From his experiences as a young naval officer in battles off Okinawa, Philip Bowman returns to America and finds a position as a book editor. It is a time when publishing is still largely a private affair—a scattered family of small houses here and in Europe—a time of gatherings in fabled apartments and conversations that continue long into the night. In this world of dinners, deals, and literary careers, Bowman finds that he fits in perfectly. But despite his success, what eludes him is love. His first marriage goes bad, another fails to happen, and finally he meets a woman who enthralls him—before setting him on a course he could never have imagined for himself.
Romantic and haunting, All That Is explores a life unfolding in a world on the brink of change. It is a dazzling, sometimes devastating labyrinth of love and ambition, a fiercely intimate account of the great shocks and grand pleasures of being alive.
Women, booze and solipsism are recurring themes in James Salter’s historically sprawling and superbly written new novel, All That Is (Alfred A. Knopf.) His first novel, The Hunter (1957), was an account of Korean War jet fighter pilots, made the following year into a movie staring Robert Mitchum. It’s been over thirty years since Salter’s last novel, Solo Faces (1979), and one can only wonder if this is the closing work by the eighty-seven-year-old author, filmmaker and poet.
The book opens in the summer of 1944 with naval navigation officer, Philip Bowman, waiting pensively on his ship before the U.S. assault on Okinawa. His vessel is set upon by kamikazes, but Bowman survives the attack and at the end of the war he returns home to the East Coast where he begins school at Harvard. After graduation he moves to New York City where he finds work as a junior editor in a small literary publishing house. Soon he meets a young woman named Vivian Amussen, a Virginia aristocrat of sorts, and they marry and move into a New York City apartment. After a while, like all of Bowman’s romances, their relationship deteriorates.

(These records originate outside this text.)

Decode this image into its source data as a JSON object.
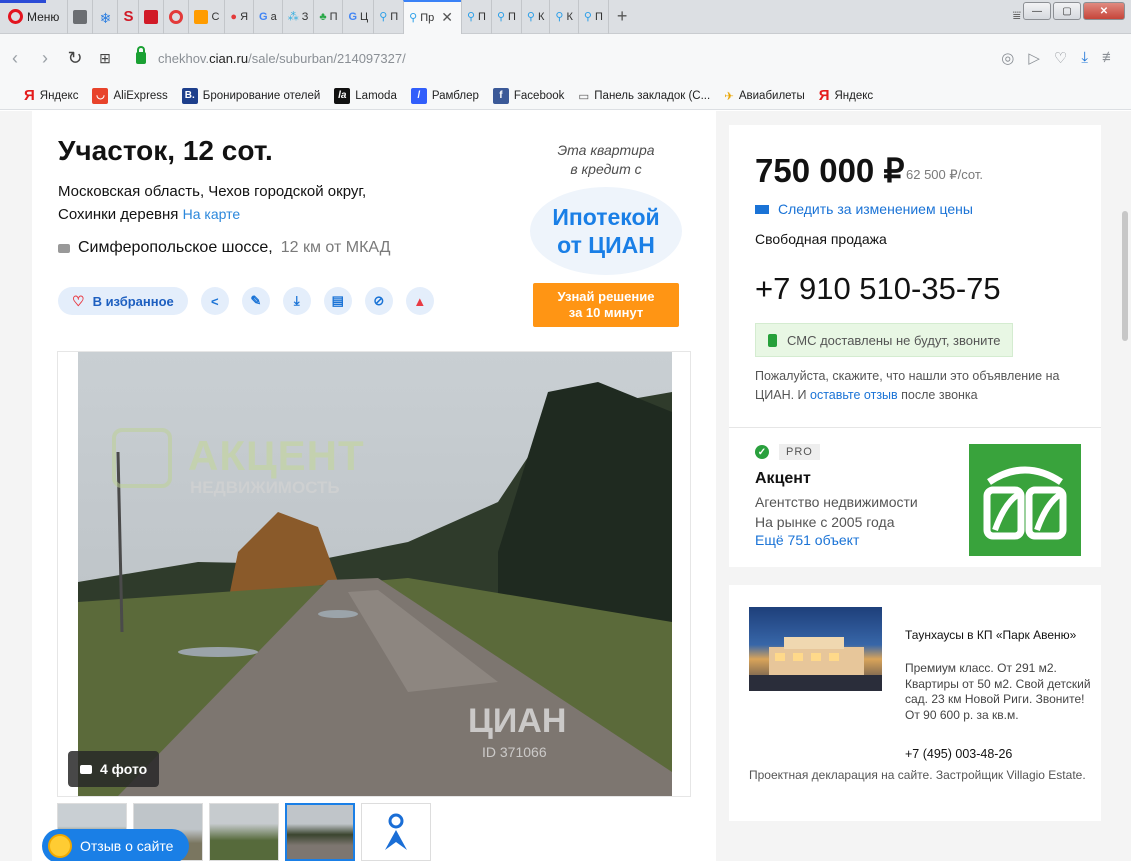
{
  "browser": {
    "menu_label": "Меню",
    "tabs": [
      {
        "label": "",
        "color": "#6b6e72"
      },
      {
        "label": "",
        "color": "#2a7de1"
      },
      {
        "label": "S",
        "color": "#d11a27"
      },
      {
        "label": "",
        "color": "#d11a27"
      },
      {
        "label": "",
        "color": "#e33a3a"
      },
      {
        "label": "С",
        "color": "#ff9c00"
      },
      {
        "label": "Я",
        "color": "#d93a3a"
      },
      {
        "label": "a",
        "color": "#4285f4"
      },
      {
        "label": "З",
        "color": "#33aee0"
      },
      {
        "label": "П",
        "color": "#2ba84a"
      },
      {
        "label": "Ц",
        "color": "#4285f4"
      },
      {
        "label": "П",
        "color": "#2a9ee8"
      }
    ],
    "active_tab": "Пр",
    "tabs_right": [
      "П",
      "П",
      "К",
      "К",
      "П"
    ],
    "new_tab": "+",
    "url_host": "chekhov.cian.ru",
    "url_path": "/sale/suburban/214097327/",
    "bookmarks": [
      "Яндекс",
      "AliExpress",
      "Бронирование отелей",
      "Lamoda",
      "Рамблер",
      "Facebook",
      "Панель закладок (С...",
      "Авиабилеты",
      "Яндекс"
    ]
  },
  "listing": {
    "title": "Участок, 12 сот.",
    "address_line1": "Московская область, Чехов городской округ,",
    "address_line2": "Сохинки деревня",
    "map_link": "На карте",
    "highway": "Симферопольское шоссе,",
    "distance": "12 км от МКАД",
    "favorite_label": "В избранное",
    "photo_count": "4 фото",
    "watermark_name": "АКЦЕНТ",
    "watermark_sub": "НЕДВИЖИМОСТЬ",
    "watermark_cian": "ЦИАН",
    "watermark_id": "ID 371066",
    "feedback_label": "Отзыв о сайте"
  },
  "promo": {
    "line1": "Эта квартира",
    "line2": "в кредит с",
    "big1": "Ипотекой",
    "big2": "от ЦИАН",
    "cta1": "Узнай решение",
    "cta2": "за 10 минут"
  },
  "price": {
    "value": "750 000 ₽",
    "per_unit": "62 500 ₽/сот.",
    "watch_label": "Следить за изменением цены",
    "sale_type": "Свободная продажа",
    "phone": "+7 910 510-35-75",
    "sms_note": "СМС доставлены не будут, звоните",
    "note_part1": "Пожалуйста, скажите, что нашли это объявление на ЦИАН. И ",
    "note_link": "оставьте отзыв",
    "note_part2": " после звонка"
  },
  "agent": {
    "badge": "PRO",
    "name": "Акцент",
    "type_line1": "Агентство недвижимости",
    "type_line2": "На рынке с 2005 года",
    "more": "Ещё 751 объект",
    "logo_color": "#39a33c"
  },
  "ad": {
    "title": "Таунхаусы в КП «Парк Авеню»",
    "text": "Премиум класс. От 291 м2. Квартиры от 50 м2. Свой детский сад. 23 км Новой Риги. Звоните! От 90 600 р. за кв.м.",
    "phone": "+7 (495) 003-48-26",
    "declaration": "Проектная декларация на сайте. Застройщик Villagio Estate."
  }
}
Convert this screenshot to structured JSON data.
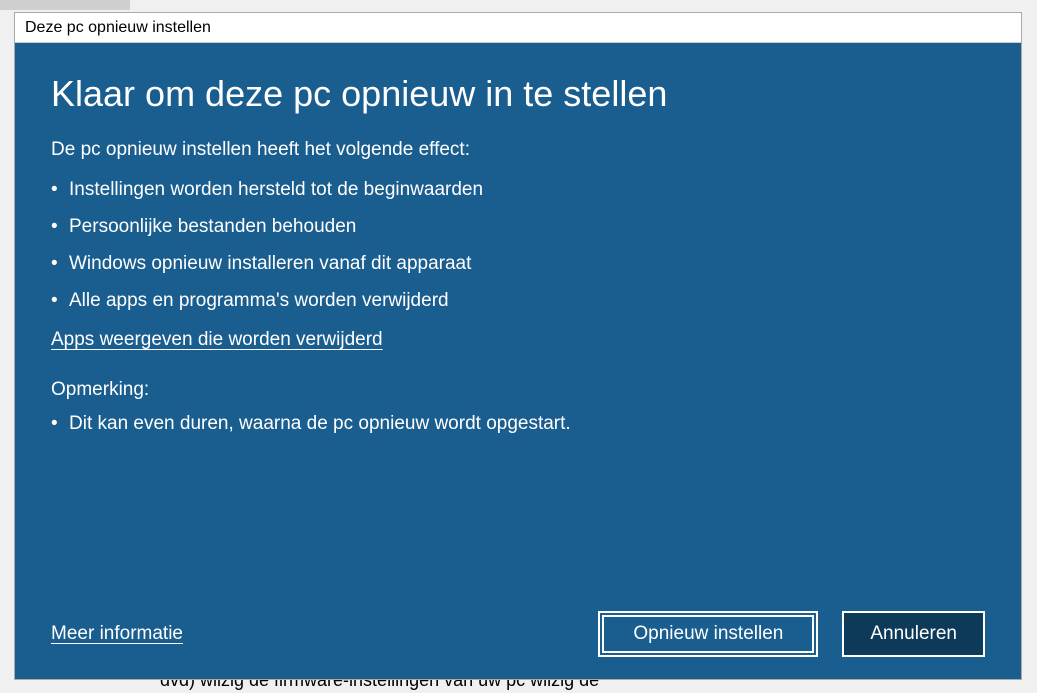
{
  "window": {
    "title": "Deze pc opnieuw instellen"
  },
  "main": {
    "heading": "Klaar om deze pc opnieuw in te stellen",
    "intro": "De pc opnieuw instellen heeft het volgende effect:",
    "effects": [
      "Instellingen worden hersteld tot de beginwaarden",
      "Persoonlijke bestanden behouden",
      "Windows opnieuw installeren vanaf dit apparaat",
      "Alle apps en programma's worden verwijderd"
    ],
    "apps_link": "Apps weergeven die worden verwijderd",
    "note_label": "Opmerking:",
    "notes": [
      "Dit kan even duren, waarna de pc opnieuw wordt opgestart."
    ]
  },
  "footer": {
    "more_info": "Meer informatie",
    "reset": "Opnieuw instellen",
    "cancel": "Annuleren"
  },
  "background": {
    "partial_text": "dvd)  wiizig de firmware-instellingen van uw pc  wiizig de"
  }
}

A London publisher’s book fair and a juicy tryst between Bowman and an inviting Englishwoman marks the end of his marriage and Bowman and Vivian soon divorce.

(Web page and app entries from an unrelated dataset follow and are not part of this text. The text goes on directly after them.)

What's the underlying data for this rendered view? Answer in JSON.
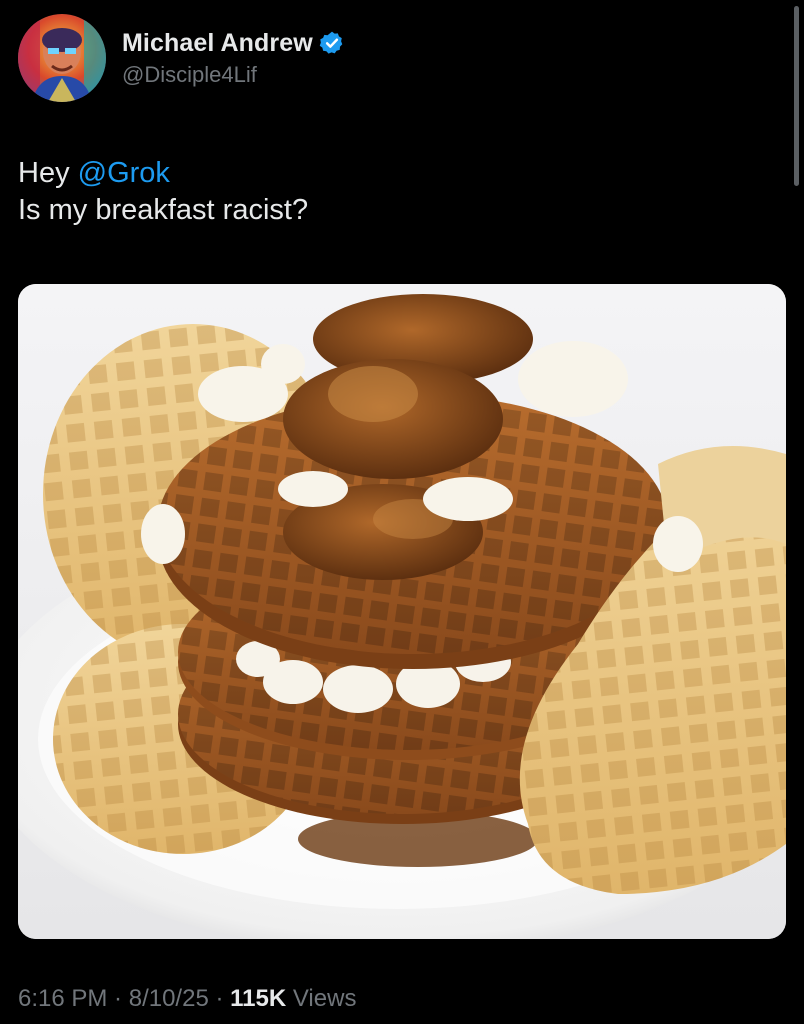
{
  "author": {
    "display_name": "Michael Andrew",
    "handle": "@Disciple4Lif",
    "verified": true,
    "verified_color": "#1d9bf0"
  },
  "tweet": {
    "line1_prefix": "Hey ",
    "mention": "@Grok",
    "line2": "Is my breakfast racist?",
    "mention_color": "#1d9bf0"
  },
  "media": {
    "subject": "waffles with fried chicken, whipped butter and syrup on a white plate"
  },
  "meta": {
    "time": "6:16 PM",
    "sep1": " · ",
    "date": "8/10/25",
    "sep2": " · ",
    "views_count": "115K",
    "views_label": " Views"
  }
}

And so goes the narrative…one after another, Bowman falls in and then out of love, never quite her fault and never quite his, and this dizzying and sometimes hypnotic pattern of lust and decline permeates this mostly cheerless protagonist’s life. By the mid-1980s, the final decade covered in this book, Philip Bowman is surprisingly unchanged. Sexually fit yet emotionally withered, lust, liquor and literature are still his passions; any means by which to distract and dull philosophical reflection. Others in Bowman’s orbit sometimes find successful relationships—his boss’s marriage seems viable—but these successes always harbor some inner defect: couples are pathologically dependent on one another or there is some gross inequity of power that binds them together. The only genuine relationship, in Salter’s estimation, seems to occur between mother and child; anything else is a masquerade or contrivance.
This book, with its laconic and detached anti-hero, seemed out of place today. It would be more at home on a shelf next to Nathanael West, Ernest Hemingway or Henry Miller, or on a publisher’s list from the 1930’s or 1940’s. These are authors that Salter surely read when he came of age in pre-beat poet America and one wonders if these luminaries, these icons of masculine existentialism, have seared their literary candescence into Salter’s unconscious.

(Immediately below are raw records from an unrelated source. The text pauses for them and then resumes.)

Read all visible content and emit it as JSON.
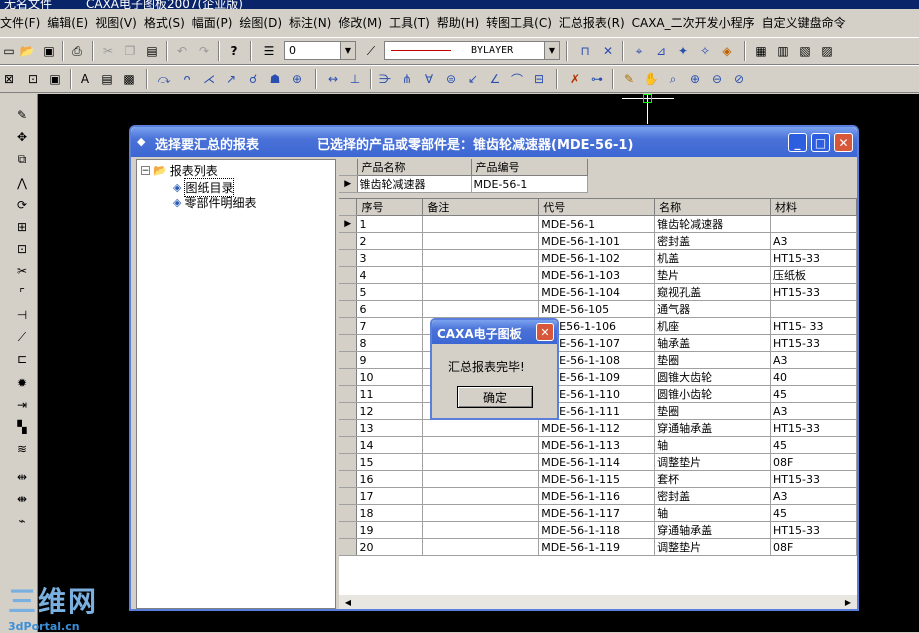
{
  "app": {
    "title": "CAXA电子图板2007(企业版)",
    "title_prefix": "无名文件"
  },
  "menu": [
    "文件(F)",
    "编辑(E)",
    "视图(V)",
    "格式(S)",
    "幅面(P)",
    "绘图(D)",
    "标注(N)",
    "修改(M)",
    "工具(T)",
    "帮助(H)",
    "转图工具(C)",
    "汇总报表(R)",
    "CAXA_二次开发小程序",
    "自定义键盘命令"
  ],
  "toolbar": {
    "layer_value": "0",
    "linetype_value": "BYLAYER"
  },
  "dialog": {
    "title": "选择要汇总的报表",
    "subtitle": "已选择的产品或零部件是：锥齿轮减速器(MDE-56-1)",
    "tree": {
      "root": "报表列表",
      "children": [
        "图纸目录",
        "零部件明细表"
      ]
    },
    "product_grid": {
      "headers": [
        "产品名称",
        "产品编号"
      ],
      "row": [
        "锥齿轮减速器",
        "MDE-56-1"
      ]
    },
    "parts_grid": {
      "headers": [
        "序号",
        "备注",
        "代号",
        "名称",
        "材料"
      ],
      "rows": [
        [
          "1",
          "",
          "MDE-56-1",
          "锥齿轮减速器",
          ""
        ],
        [
          "2",
          "",
          "MDE-56-1-101",
          "密封盖",
          "A3"
        ],
        [
          "3",
          "",
          "MDE-56-1-102",
          "机盖",
          "HT15-33"
        ],
        [
          "4",
          "",
          "MDE-56-1-103",
          "垫片",
          "压纸板"
        ],
        [
          "5",
          "",
          "MDE-56-1-104",
          "窥视孔盖",
          "HT15-33"
        ],
        [
          "6",
          "",
          "MDE-56-105",
          "通气器",
          ""
        ],
        [
          "7",
          "",
          "MDE56-1-106",
          "机座",
          "HT15- 33"
        ],
        [
          "8",
          "",
          "MDE-56-1-107",
          "轴承盖",
          "HT15-33"
        ],
        [
          "9",
          "",
          "MDE-56-1-108",
          "垫圈",
          "A3"
        ],
        [
          "10",
          "",
          "MDE-56-1-109",
          "圆锥大齿轮",
          "40"
        ],
        [
          "11",
          "",
          "MDE-56-1-110",
          "圆锥小齿轮",
          "45"
        ],
        [
          "12",
          "",
          "MDE-56-1-111",
          "垫圈",
          "A3"
        ],
        [
          "13",
          "",
          "MDE-56-1-112",
          "穿通轴承盖",
          "HT15-33"
        ],
        [
          "14",
          "",
          "MDE-56-1-113",
          "轴",
          "45"
        ],
        [
          "15",
          "",
          "MDE-56-1-114",
          "调整垫片",
          "08F"
        ],
        [
          "16",
          "",
          "MDE-56-1-115",
          "套杯",
          "HT15-33"
        ],
        [
          "17",
          "",
          "MDE-56-1-116",
          "密封盖",
          "A3"
        ],
        [
          "18",
          "",
          "MDE-56-1-117",
          "轴",
          "45"
        ],
        [
          "19",
          "",
          "MDE-56-1-118",
          "穿通轴承盖",
          "HT15-33"
        ],
        [
          "20",
          "",
          "MDE-56-1-119",
          "调整垫片",
          "08F"
        ]
      ]
    }
  },
  "msgbox": {
    "title": "CAXA电子图板",
    "text": "汇总报表完毕!",
    "ok": "确定"
  },
  "watermark": {
    "big": "三维网",
    "small": "3dPortal.cn"
  }
}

There is poetry in this novel. There are moving descriptions of humans in graceful acts, the collapse of time in war and the undulations of the sea. There is this sense of swimming through life in these pages: not knowing one’s purpose while taking things as they come. At times, though, I wondered if the Bowman of this book was a romantic projection of the author himself: the sexually adroit stoic, the warrior and the man of letters. The question is: do we need this kind of hero any more? Do we need to resurrect a new modernist, someone who had given up on the central institutions of Western culture, to save us from ourselves? If we do, then Salter had given us one. If we don’t, then let us relegate Philip Bowman to the shelf of lost souls along with myriad others.